• _What is needed_:
Locate each line below that includes "adapter" and reproduce it.

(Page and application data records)
------------------------------------------------------------------------
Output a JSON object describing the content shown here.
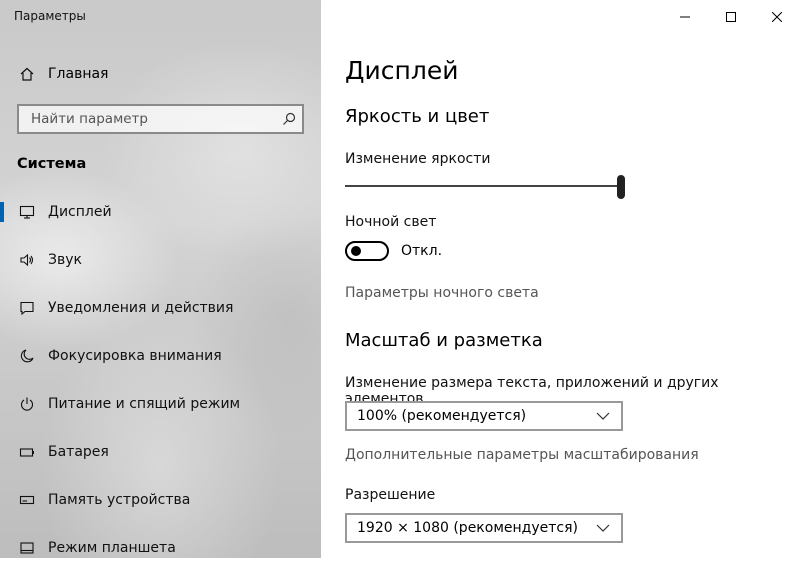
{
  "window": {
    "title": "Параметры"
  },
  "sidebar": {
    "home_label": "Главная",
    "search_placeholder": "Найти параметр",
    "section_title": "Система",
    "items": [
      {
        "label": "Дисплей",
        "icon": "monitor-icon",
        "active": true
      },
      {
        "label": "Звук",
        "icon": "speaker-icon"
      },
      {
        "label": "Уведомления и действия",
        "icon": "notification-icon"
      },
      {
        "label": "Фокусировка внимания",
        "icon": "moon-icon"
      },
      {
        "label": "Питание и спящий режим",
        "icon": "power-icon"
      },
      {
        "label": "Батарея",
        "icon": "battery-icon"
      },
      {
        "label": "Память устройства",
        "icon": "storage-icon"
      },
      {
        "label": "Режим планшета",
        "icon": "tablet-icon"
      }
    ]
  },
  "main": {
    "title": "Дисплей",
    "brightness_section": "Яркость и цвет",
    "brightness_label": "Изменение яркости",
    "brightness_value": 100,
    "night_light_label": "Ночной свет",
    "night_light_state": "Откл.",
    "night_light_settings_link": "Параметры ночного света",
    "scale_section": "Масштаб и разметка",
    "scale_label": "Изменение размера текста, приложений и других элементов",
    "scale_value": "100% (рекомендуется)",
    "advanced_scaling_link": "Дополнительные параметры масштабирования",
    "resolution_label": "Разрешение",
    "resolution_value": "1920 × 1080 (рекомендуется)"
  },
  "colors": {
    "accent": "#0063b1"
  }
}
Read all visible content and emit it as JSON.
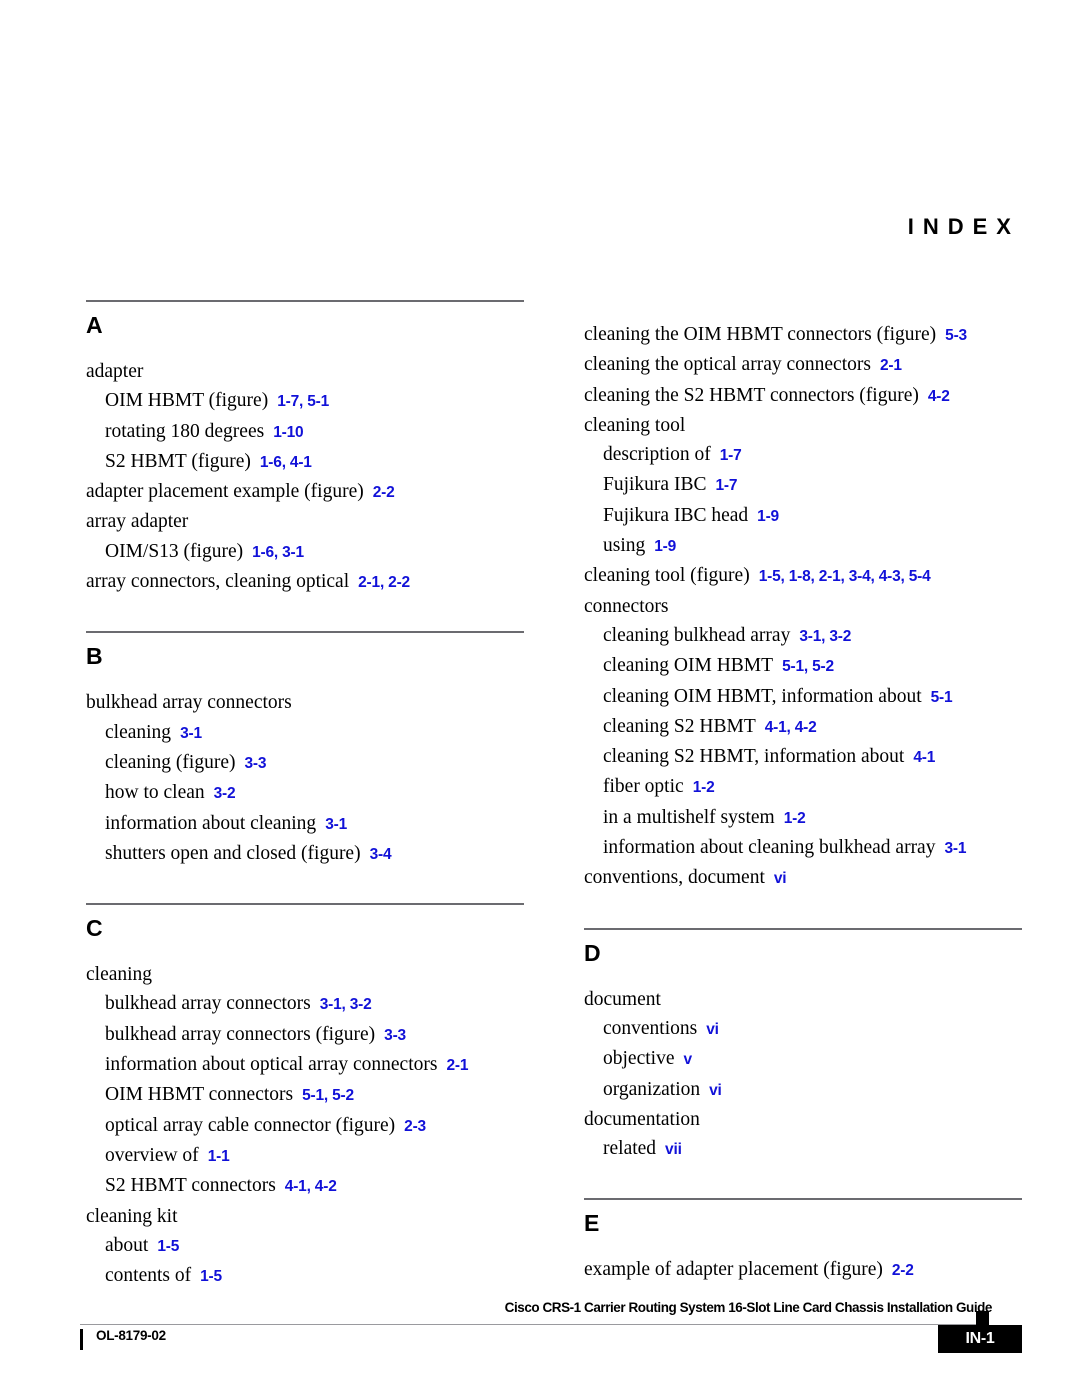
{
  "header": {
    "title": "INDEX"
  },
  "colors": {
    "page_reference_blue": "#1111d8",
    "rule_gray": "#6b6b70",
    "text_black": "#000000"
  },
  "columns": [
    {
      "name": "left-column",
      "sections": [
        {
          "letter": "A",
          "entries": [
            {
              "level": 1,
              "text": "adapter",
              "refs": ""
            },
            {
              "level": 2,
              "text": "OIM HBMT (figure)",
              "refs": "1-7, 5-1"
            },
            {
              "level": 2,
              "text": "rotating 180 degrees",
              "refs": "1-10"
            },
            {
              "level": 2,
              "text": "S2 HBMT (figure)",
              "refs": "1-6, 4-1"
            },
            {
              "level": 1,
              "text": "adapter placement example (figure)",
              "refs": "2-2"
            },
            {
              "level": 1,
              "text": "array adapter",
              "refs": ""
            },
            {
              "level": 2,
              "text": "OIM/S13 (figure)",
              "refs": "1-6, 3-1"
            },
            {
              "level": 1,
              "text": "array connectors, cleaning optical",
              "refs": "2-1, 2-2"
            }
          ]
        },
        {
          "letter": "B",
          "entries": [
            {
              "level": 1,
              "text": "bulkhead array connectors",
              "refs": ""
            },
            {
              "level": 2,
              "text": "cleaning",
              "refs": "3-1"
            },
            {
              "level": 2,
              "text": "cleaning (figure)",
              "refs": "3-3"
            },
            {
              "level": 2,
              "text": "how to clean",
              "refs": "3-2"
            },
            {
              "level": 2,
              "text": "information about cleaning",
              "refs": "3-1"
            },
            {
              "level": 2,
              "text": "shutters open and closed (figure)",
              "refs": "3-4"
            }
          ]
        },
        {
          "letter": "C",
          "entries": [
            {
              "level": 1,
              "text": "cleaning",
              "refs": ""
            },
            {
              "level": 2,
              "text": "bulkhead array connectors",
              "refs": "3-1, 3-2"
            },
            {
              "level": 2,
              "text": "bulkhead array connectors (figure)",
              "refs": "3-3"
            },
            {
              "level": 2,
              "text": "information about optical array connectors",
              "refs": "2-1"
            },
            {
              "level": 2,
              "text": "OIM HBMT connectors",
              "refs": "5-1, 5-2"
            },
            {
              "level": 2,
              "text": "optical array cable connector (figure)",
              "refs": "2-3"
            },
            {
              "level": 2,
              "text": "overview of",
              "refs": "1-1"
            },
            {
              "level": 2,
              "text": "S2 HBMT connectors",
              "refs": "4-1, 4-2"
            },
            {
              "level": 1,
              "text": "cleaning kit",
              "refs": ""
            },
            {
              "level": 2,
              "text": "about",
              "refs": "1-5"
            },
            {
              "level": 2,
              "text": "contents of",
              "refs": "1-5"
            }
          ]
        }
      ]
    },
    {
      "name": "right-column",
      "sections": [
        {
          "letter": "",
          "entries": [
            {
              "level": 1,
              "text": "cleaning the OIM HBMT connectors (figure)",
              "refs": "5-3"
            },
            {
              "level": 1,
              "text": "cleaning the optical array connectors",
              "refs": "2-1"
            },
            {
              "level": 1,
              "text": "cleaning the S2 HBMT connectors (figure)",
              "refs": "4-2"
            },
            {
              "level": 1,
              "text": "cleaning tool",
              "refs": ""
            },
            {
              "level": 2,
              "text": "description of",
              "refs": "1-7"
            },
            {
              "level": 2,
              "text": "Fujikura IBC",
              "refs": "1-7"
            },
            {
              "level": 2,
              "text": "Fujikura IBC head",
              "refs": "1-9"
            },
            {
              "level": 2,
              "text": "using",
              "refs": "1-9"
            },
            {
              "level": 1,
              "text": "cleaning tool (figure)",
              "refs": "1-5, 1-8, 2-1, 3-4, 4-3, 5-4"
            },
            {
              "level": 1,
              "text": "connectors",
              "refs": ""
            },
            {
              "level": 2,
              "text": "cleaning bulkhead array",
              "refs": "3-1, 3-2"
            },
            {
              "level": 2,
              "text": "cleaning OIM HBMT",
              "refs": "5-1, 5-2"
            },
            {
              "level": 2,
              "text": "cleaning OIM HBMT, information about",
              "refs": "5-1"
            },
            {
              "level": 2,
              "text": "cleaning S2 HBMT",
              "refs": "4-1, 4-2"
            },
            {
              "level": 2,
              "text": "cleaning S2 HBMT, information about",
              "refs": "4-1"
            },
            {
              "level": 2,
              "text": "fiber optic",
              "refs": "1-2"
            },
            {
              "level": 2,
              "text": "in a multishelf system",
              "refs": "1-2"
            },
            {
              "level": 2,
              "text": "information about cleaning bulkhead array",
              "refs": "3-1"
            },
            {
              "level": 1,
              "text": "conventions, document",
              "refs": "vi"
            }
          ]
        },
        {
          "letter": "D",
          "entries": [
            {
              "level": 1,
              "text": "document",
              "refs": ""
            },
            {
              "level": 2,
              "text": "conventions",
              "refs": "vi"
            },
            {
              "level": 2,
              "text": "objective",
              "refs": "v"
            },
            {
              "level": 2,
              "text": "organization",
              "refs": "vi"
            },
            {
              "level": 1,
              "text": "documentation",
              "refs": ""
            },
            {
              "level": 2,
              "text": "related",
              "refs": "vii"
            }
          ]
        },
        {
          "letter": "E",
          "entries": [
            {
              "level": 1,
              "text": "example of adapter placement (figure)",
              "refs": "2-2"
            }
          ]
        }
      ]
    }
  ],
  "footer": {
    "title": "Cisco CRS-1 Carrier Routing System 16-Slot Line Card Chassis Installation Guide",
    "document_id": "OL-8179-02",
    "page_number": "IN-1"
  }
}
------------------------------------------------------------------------
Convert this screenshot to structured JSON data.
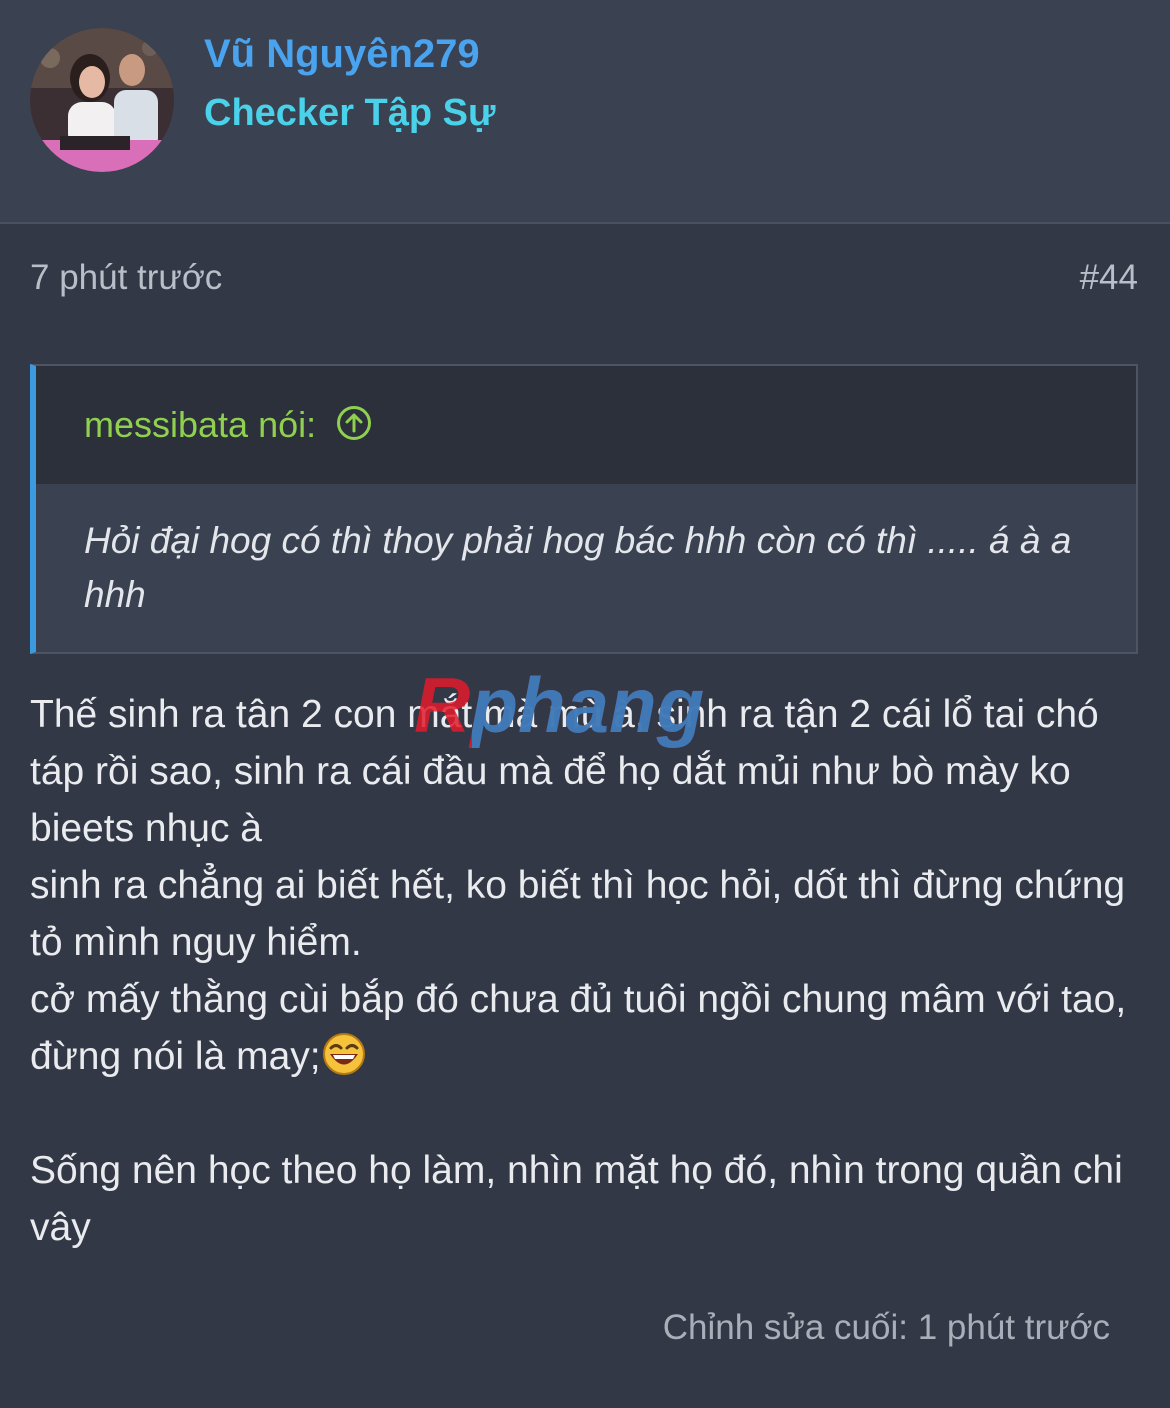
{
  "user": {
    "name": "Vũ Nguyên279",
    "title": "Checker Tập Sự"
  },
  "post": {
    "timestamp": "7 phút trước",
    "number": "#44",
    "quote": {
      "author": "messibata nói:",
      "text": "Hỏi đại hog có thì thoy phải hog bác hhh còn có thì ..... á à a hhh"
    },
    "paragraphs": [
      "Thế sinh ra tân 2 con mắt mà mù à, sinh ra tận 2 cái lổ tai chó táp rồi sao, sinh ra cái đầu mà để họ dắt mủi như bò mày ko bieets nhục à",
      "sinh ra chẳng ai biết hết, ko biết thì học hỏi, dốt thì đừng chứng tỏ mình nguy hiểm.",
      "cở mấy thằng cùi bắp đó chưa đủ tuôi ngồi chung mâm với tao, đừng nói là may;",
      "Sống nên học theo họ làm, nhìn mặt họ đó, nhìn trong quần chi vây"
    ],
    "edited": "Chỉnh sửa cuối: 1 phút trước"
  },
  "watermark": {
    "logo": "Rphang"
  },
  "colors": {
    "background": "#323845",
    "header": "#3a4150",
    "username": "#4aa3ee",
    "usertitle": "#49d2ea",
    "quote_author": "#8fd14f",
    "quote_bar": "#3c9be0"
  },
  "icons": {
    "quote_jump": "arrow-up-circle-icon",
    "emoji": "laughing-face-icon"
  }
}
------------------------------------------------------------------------
• _Reply_:
              "text": "adapter",
              "text": "adapter placement example (figure)",
              "text": "array adapter",
              "text": "example of adapter placement (figure)",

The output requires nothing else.